The reality is that the ASTM does not test helmets for their ability to prevent concussions or traumatic brain injuries (TBI), and scientists are still working to pinpoint the biomechanics that cause TBI so they can design helmets that can influence those biomechanics. It is clear that protecting riders against straight line impacts is not enough to protect them against traumatic brain injuries. As Dr. Mattacola’s work illustrates, ASTM certified helmets are quite good at mitigating even a straight line impact that could result in death without the helmet. Yet, riders wearing helmets keep suffering from concussions and other traumatic brain injuries.

Practicing Safe Riding

While we are waiting for a helmet that protects against more hazards, the best thing to do is follow the same best practices we learned in driver’s education (adjusted for horses, of course).

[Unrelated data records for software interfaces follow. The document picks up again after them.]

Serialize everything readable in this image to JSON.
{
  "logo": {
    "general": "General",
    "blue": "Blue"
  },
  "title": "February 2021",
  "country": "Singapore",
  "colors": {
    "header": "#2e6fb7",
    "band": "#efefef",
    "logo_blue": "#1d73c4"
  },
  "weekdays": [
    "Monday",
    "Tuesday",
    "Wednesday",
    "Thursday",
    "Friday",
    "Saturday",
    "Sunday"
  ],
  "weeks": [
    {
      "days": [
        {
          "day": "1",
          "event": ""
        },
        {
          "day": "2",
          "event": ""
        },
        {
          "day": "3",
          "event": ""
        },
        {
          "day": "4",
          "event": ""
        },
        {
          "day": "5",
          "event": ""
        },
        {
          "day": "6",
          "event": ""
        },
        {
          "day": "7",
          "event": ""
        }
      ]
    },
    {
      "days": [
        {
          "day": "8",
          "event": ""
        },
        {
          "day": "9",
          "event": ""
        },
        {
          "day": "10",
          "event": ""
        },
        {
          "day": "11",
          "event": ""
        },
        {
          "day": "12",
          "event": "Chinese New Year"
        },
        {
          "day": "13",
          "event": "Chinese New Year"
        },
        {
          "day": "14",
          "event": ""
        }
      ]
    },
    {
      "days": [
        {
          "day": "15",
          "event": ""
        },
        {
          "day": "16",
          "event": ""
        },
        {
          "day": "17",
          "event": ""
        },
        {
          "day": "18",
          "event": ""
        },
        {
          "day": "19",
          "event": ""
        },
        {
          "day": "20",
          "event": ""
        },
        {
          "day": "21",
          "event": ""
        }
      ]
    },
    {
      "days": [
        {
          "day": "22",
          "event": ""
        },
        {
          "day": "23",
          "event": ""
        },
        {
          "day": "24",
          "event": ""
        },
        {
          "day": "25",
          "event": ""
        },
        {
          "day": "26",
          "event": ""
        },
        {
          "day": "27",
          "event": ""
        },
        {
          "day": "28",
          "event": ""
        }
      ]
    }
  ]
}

  • Plan ahead for the unexpected
  • Ride a horse whose speed and direction you can control (OK, at least most of the time)
  • Be prepared to respond to other riders, horses and other animals you may encounter
  • Do not expect other horses and riders to do what you think they should do
  • Respect other horses and riders that are sharing your space
  • Be aware of footing and weather conditions, especially when they are changing, and respond to the changes
  • Be alert and avoid distractions such as texting, eating, and watching videos while mounted.

Wear your helmet, replace it if you fall, practice safe riding, and Go Eventing!

Stay tuned for Part II, which will discuss ventilation, helmet replacement, and what to expect in helmet technology in the future.